Andrew Duignan is a Platform Solutions Architect at Intel, working on wireline broadband and wireline wireless convergence. He has previously worked in platform applications engineering role focussed on high speed packet processing on Intel Xeon server platforms. Prior to this he worked as a network software engineer at Intel, and also held roles in telecoms software development and customer technical support in Motorola in both Ireland and Israel. He holds a Bachelor of Engineering degree in Electronic Engineering from University College Dublin, Ireland.
Notices & Disclaimers
Performance varies by use, configuration and other factors. Learn more at www.Intel.com/PerformanceIndex
Performance results are based on testing as of dates shown in configurations and may not reflect all publicly available updates. See backup for configuration details. No product or component can be absolutely secure.
Your costs and results may vary. Intel technologies may require enabled hardware, software or service activation. © Intel Corporation. Intel, the Intel logo, and other Intel marks are trademarks of Intel Corporation or its subsidiaries. Other names and brands may be claimed as the property of others.
2 Tests conducted by Intel on Dec. 7 & 8, 2022. Configurations are available in the addendum section of the whitepaper titled, “netElastic vBNG Reaches 1 Tbps Throughput in Tests with Intel”
3 Tests conducted by Intel on 05/07/2023. Configurations details are available in addendum section of the whitepaper titled, “Wireline and Wireless Convergence Solution on 4th Gen Intel® Xeon® Scalable Processors and Dell PowerEdge R760”
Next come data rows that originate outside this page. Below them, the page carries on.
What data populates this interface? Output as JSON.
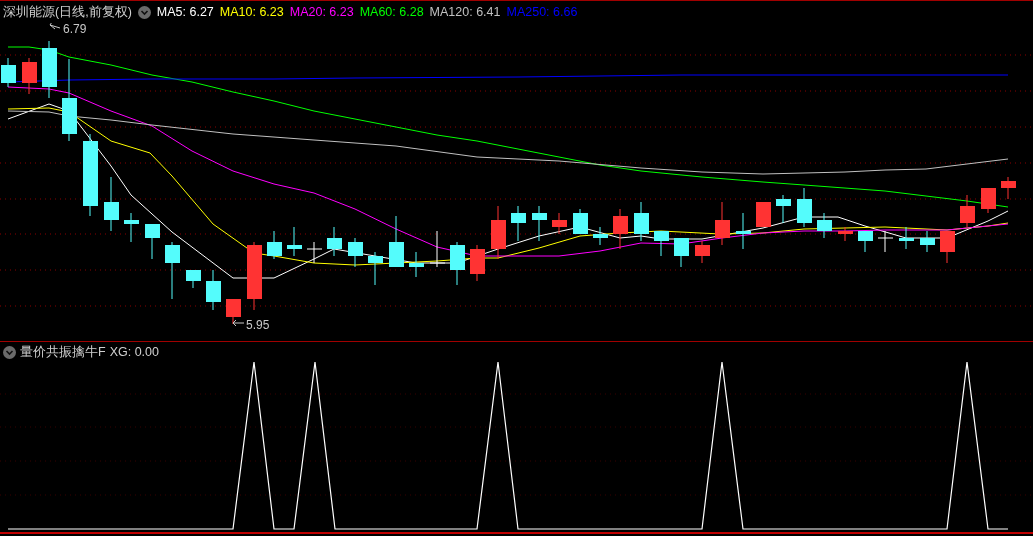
{
  "main_panel": {
    "title": "深圳能源(日线,前复权)",
    "ma_legend": [
      {
        "label": "MA5: 6.27",
        "color": "#ffffff"
      },
      {
        "label": "MA10: 6.23",
        "color": "#ffff00"
      },
      {
        "label": "MA20: 6.23",
        "color": "#ff00ff"
      },
      {
        "label": "MA60: 6.28",
        "color": "#00ff00"
      },
      {
        "label": "MA120: 6.41",
        "color": "#c0c0c0"
      },
      {
        "label": "MA250: 6.66",
        "color": "#0000ff"
      }
    ],
    "high_label": "6.79",
    "low_label": "5.95"
  },
  "indicator_panel": {
    "title": "量价共振擒牛F",
    "value": "XG: 0.00"
  }
}
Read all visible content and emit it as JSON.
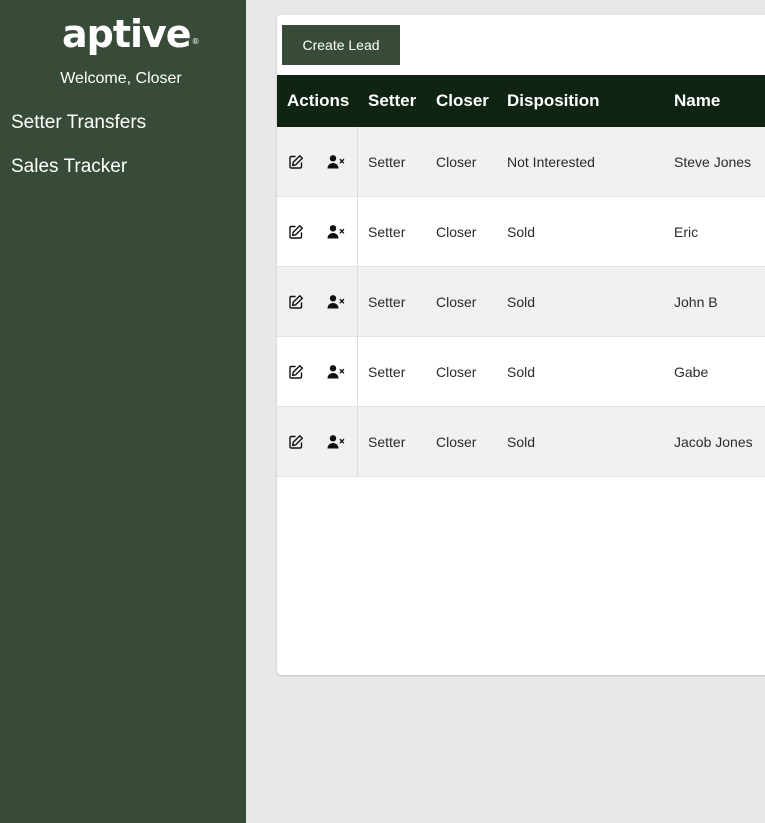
{
  "sidebar": {
    "logo_text": "aptive",
    "logo_mark": "®",
    "welcome": "Welcome, Closer",
    "nav": [
      {
        "label": "Setter Transfers"
      },
      {
        "label": "Sales Tracker"
      }
    ]
  },
  "toolbar": {
    "create_label": "Create Lead"
  },
  "table": {
    "headers": {
      "actions": "Actions",
      "setter": "Setter",
      "closer": "Closer",
      "disposition": "Disposition",
      "name": "Name"
    },
    "rows": [
      {
        "setter": "Setter",
        "closer": "Closer",
        "disposition": "Not Interested",
        "name": "Steve Jones"
      },
      {
        "setter": "Setter",
        "closer": "Closer",
        "disposition": "Sold",
        "name": "Eric"
      },
      {
        "setter": "Setter",
        "closer": "Closer",
        "disposition": "Sold",
        "name": "John B"
      },
      {
        "setter": "Setter",
        "closer": "Closer",
        "disposition": "Sold",
        "name": "Gabe"
      },
      {
        "setter": "Setter",
        "closer": "Closer",
        "disposition": "Sold",
        "name": "Jacob Jones"
      }
    ],
    "row_icons": [
      "edit-icon",
      "remove-user-icon"
    ]
  },
  "colors": {
    "sidebar": "#374b38",
    "header": "#0f2412",
    "button": "#374b38",
    "background": "#e8e8e8"
  }
}
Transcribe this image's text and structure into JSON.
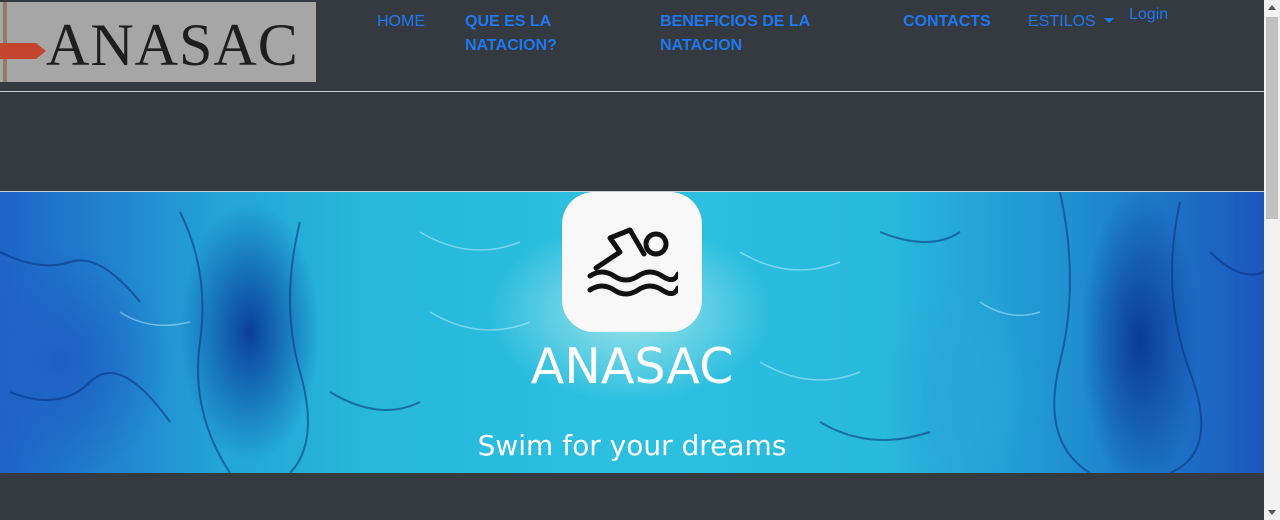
{
  "brand": {
    "logo_text": "ANASAC"
  },
  "nav": {
    "home": "HOME",
    "que_es": "QUE ES LA NATACION?",
    "beneficios": "BENEFICIOS DE LA NATACION",
    "contacts": "CONTACTS",
    "estilos": "ESTILOS",
    "login": "Login"
  },
  "hero": {
    "icon": "swimmer-icon",
    "title": "ANASAC",
    "subtitle": "Swim for your dreams"
  },
  "colors": {
    "page_background": "#343a40",
    "nav_link": "#1f78f3",
    "hero_text": "#ffffff",
    "icon_box": "#f8f8f8"
  }
}
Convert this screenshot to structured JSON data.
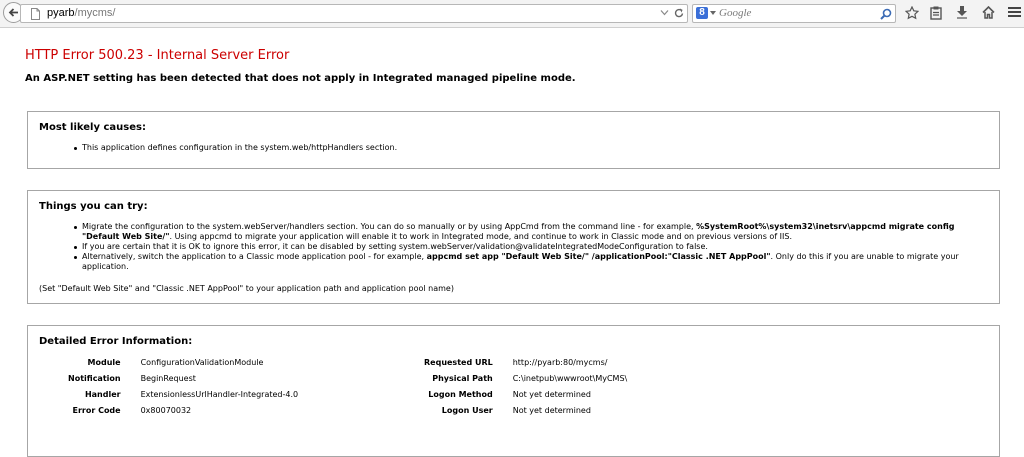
{
  "browser": {
    "url_host": "pyarb",
    "url_path": "/mycms/",
    "search_placeholder": "Google",
    "search_engine_letter": "8",
    "icons": [
      "back-arrow-icon",
      "page-icon",
      "dropdown-arrow-icon",
      "reload-icon",
      "google-icon",
      "search-icon",
      "star-icon",
      "clipboard-icon",
      "download-icon",
      "home-icon",
      "menu-icon"
    ]
  },
  "page": {
    "title": "HTTP Error 500.23 - Internal Server Error",
    "subtitle": "An ASP.NET setting has been detected that does not apply in Integrated managed pipeline mode."
  },
  "causes": {
    "heading": "Most likely causes:",
    "items": [
      "This application defines configuration in the system.web/httpHandlers section."
    ]
  },
  "try": {
    "heading": "Things you can try:",
    "item1": {
      "text1": "Migrate the configuration to the system.webServer/handlers section. You can do so manually or by using AppCmd from the command line - for example, ",
      "bold1": "%SystemRoot%\\system32\\inetsrv\\appcmd migrate config \"Default Web Site/\"",
      "text2": ". Using appcmd to migrate your application will enable it to work in Integrated mode, and continue to work in Classic mode and on previous versions of IIS."
    },
    "item2": "If you are certain that it is OK to ignore this error, it can be disabled by setting system.webServer/validation@validateIntegratedModeConfiguration to false.",
    "item3": {
      "text1": "Alternatively, switch the application to a Classic mode application pool - for example, ",
      "bold1": "appcmd set app \"Default Web Site/\" /applicationPool:\"Classic .NET AppPool\"",
      "text2": ". Only do this if you are unable to migrate your application."
    },
    "note": "(Set \"Default Web Site\" and \"Classic .NET AppPool\" to your application path and application pool name)"
  },
  "details": {
    "heading": "Detailed Error Information:",
    "left": [
      {
        "label": "Module",
        "value": "ConfigurationValidationModule"
      },
      {
        "label": "Notification",
        "value": "BeginRequest"
      },
      {
        "label": "Handler",
        "value": "ExtensionlessUrlHandler-Integrated-4.0"
      },
      {
        "label": "Error Code",
        "value": "0x80070032"
      }
    ],
    "right": [
      {
        "label": "Requested URL",
        "value": "http://pyarb:80/mycms/"
      },
      {
        "label": "Physical Path",
        "value": "C:\\inetpub\\wwwroot\\MyCMS\\"
      },
      {
        "label": "Logon Method",
        "value": "Not yet determined"
      },
      {
        "label": "Logon User",
        "value": "Not yet determined"
      }
    ]
  }
}
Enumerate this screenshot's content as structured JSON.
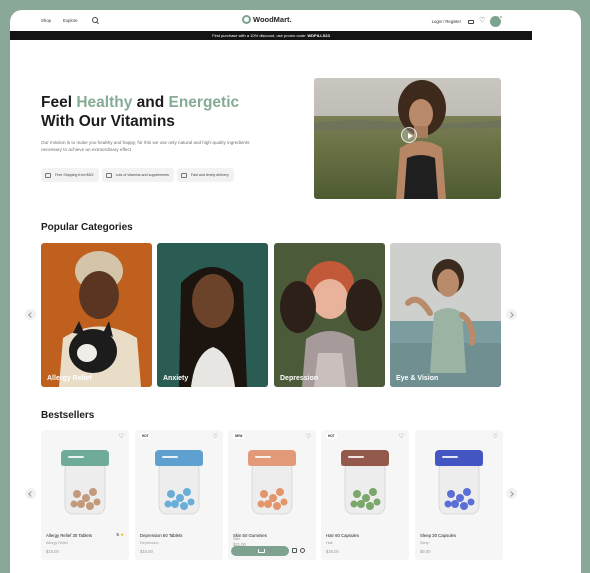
{
  "header": {
    "nav": [
      "Shop",
      "Explore"
    ],
    "logo": "WoodMart.",
    "login": "Login / Register",
    "cart_count": "0"
  },
  "promo": {
    "prefix": "First purchase with a 10% discount, use promo code: ",
    "code": "WDPILLS23"
  },
  "hero": {
    "title_part1": "Feel ",
    "title_green1": "Healthy",
    "title_part2": " and ",
    "title_green2": "Energetic",
    "title_line2": "With Our Vitamins",
    "description": "Our mission is to make you healthy and happy, for this we use only natural and high-quality ingredients necessary to achieve an extraordinary effect",
    "features": [
      "Free Shipping from $30!",
      "Lots of vitamins and supplements",
      "Fast and timely delivery"
    ]
  },
  "categories": {
    "title": "Popular Categories",
    "items": [
      "Allergy Relief",
      "Anxiety",
      "Depression",
      "Eye & Vision"
    ]
  },
  "bestsellers": {
    "title": "Bestsellers",
    "products": [
      {
        "name": "Allergy Relief 30 Tablets",
        "category": "Allergy Relief",
        "price": "$15.00",
        "rating": "5",
        "badge": "",
        "lid": "#6fab9a",
        "pill": "#c39b7c"
      },
      {
        "name": "Depression 60 Tablets",
        "category": "Depression",
        "price": "$15.00",
        "rating": "",
        "badge": "HOT",
        "lid": "#5ea0cf",
        "pill": "#6aaed8"
      },
      {
        "name": "Skin 50 Gummies",
        "category": "Skin",
        "price": "$21.00",
        "rating": "",
        "badge": "NEW",
        "lid": "#e39a78",
        "pill": "#e4956a"
      },
      {
        "name": "Hair 60 Capsules",
        "category": "Hair",
        "price": "$26.00",
        "rating": "",
        "badge": "HOT",
        "lid": "#93594a",
        "pill": "#7aa76a"
      },
      {
        "name": "Sleep 30 Capsules",
        "category": "Sleep",
        "price": "$9.00",
        "rating": "",
        "badge": "",
        "lid": "#4356c2",
        "pill": "#5b6fd4"
      }
    ]
  }
}
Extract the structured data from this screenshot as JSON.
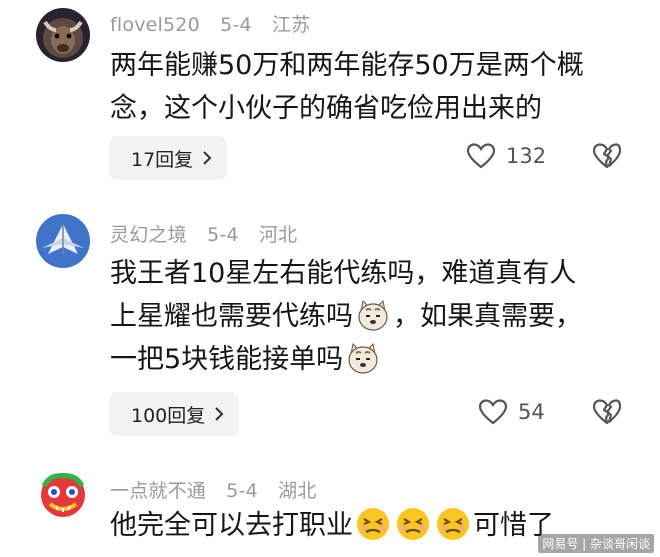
{
  "comments": [
    {
      "username": "flovel520",
      "date": "5-4",
      "location": "江苏",
      "text_lines": [
        "两年能赚50万和两年能存50万是两个概",
        "念，这个小伙子的确省吃俭用出来的"
      ],
      "reply_label": "17回复",
      "likes": "132",
      "avatar_icon": "bull-avatar-icon"
    },
    {
      "username": "灵幻之境",
      "date": "5-4",
      "location": "河北",
      "text_parts": {
        "line1": "我王者10星左右能代练吗，难道真有人",
        "line2a": "上星耀也需要代练吗",
        "line2b": "，如果真需要，",
        "line3": "一把5块钱能接单吗"
      },
      "reply_label": "100回复",
      "likes": "54",
      "avatar_icon": "jet-avatar-icon"
    },
    {
      "username": "一点就不通",
      "date": "5-4",
      "location": "湖北",
      "text_part": "他完全可以去打职业",
      "text_end": "可惜了",
      "avatar_icon": "lion-dance-avatar-icon"
    }
  ],
  "watermark": "网易号 | 杂谈哥闲谈",
  "colors": {
    "meta": "#9a9a9a",
    "reply_bg": "#f3f3f3"
  }
}
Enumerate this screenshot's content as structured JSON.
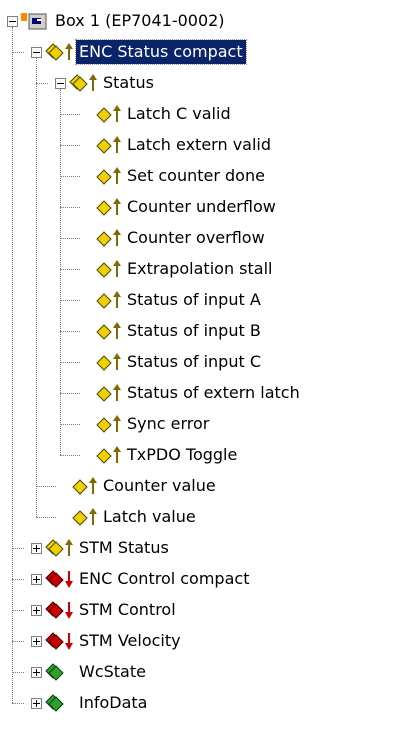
{
  "tree": [
    {
      "label": "Box 1 (EP7041-0002)",
      "icon": "box-icon",
      "depth": 0,
      "expander": "minus",
      "selected": false
    },
    {
      "label": "ENC Status compact",
      "icon": "input-var-group-icon",
      "depth": 1,
      "expander": "minus",
      "selected": true
    },
    {
      "label": "Status",
      "icon": "input-var-group-icon",
      "depth": 2,
      "expander": "minus",
      "selected": false
    },
    {
      "label": "Latch C valid",
      "icon": "input-var-icon",
      "depth": 3,
      "expander": "none",
      "selected": false
    },
    {
      "label": "Latch extern valid",
      "icon": "input-var-icon",
      "depth": 3,
      "expander": "none",
      "selected": false
    },
    {
      "label": "Set counter done",
      "icon": "input-var-icon",
      "depth": 3,
      "expander": "none",
      "selected": false
    },
    {
      "label": "Counter underflow",
      "icon": "input-var-icon",
      "depth": 3,
      "expander": "none",
      "selected": false
    },
    {
      "label": "Counter overflow",
      "icon": "input-var-icon",
      "depth": 3,
      "expander": "none",
      "selected": false
    },
    {
      "label": "Extrapolation stall",
      "icon": "input-var-icon",
      "depth": 3,
      "expander": "none",
      "selected": false
    },
    {
      "label": "Status of input A",
      "icon": "input-var-icon",
      "depth": 3,
      "expander": "none",
      "selected": false
    },
    {
      "label": "Status of input B",
      "icon": "input-var-icon",
      "depth": 3,
      "expander": "none",
      "selected": false
    },
    {
      "label": "Status of input C",
      "icon": "input-var-icon",
      "depth": 3,
      "expander": "none",
      "selected": false
    },
    {
      "label": "Status of extern latch",
      "icon": "input-var-icon",
      "depth": 3,
      "expander": "none",
      "selected": false
    },
    {
      "label": "Sync error",
      "icon": "input-var-icon",
      "depth": 3,
      "expander": "none",
      "selected": false
    },
    {
      "label": "TxPDO Toggle",
      "icon": "input-var-icon",
      "depth": 3,
      "expander": "none",
      "selected": false
    },
    {
      "label": "Counter value",
      "icon": "input-var-icon",
      "depth": 2,
      "expander": "none",
      "selected": false
    },
    {
      "label": "Latch value",
      "icon": "input-var-icon",
      "depth": 2,
      "expander": "none",
      "selected": false
    },
    {
      "label": "STM Status",
      "icon": "input-var-group-icon",
      "depth": 1,
      "expander": "plus",
      "selected": false
    },
    {
      "label": "ENC Control compact",
      "icon": "output-var-group-icon",
      "depth": 1,
      "expander": "plus",
      "selected": false
    },
    {
      "label": "STM Control",
      "icon": "output-var-group-icon",
      "depth": 1,
      "expander": "plus",
      "selected": false
    },
    {
      "label": "STM Velocity",
      "icon": "output-var-group-icon",
      "depth": 1,
      "expander": "plus",
      "selected": false
    },
    {
      "label": "WcState",
      "icon": "state-group-icon",
      "depth": 1,
      "expander": "plus",
      "selected": false
    },
    {
      "label": "InfoData",
      "icon": "state-group-icon",
      "depth": 1,
      "expander": "plus",
      "selected": false
    }
  ],
  "colors": {
    "selection_bg": "#0a246a",
    "selection_fg": "#ffffff",
    "tree_lines": "#808080",
    "input_icon": "#f0d000",
    "output_icon": "#cc0000",
    "state_icon": "#2ea02e"
  }
}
4 Tests conducted by Intel on 5/25/2023. Configuration details are available in the addendum section of the whitepaper titled “Enhancing Performance and Power Efficiency of a Cloud-Native Broadband Network Gateway (BNG) Using 4th Gen Intel® Xeon® Scalable Processors”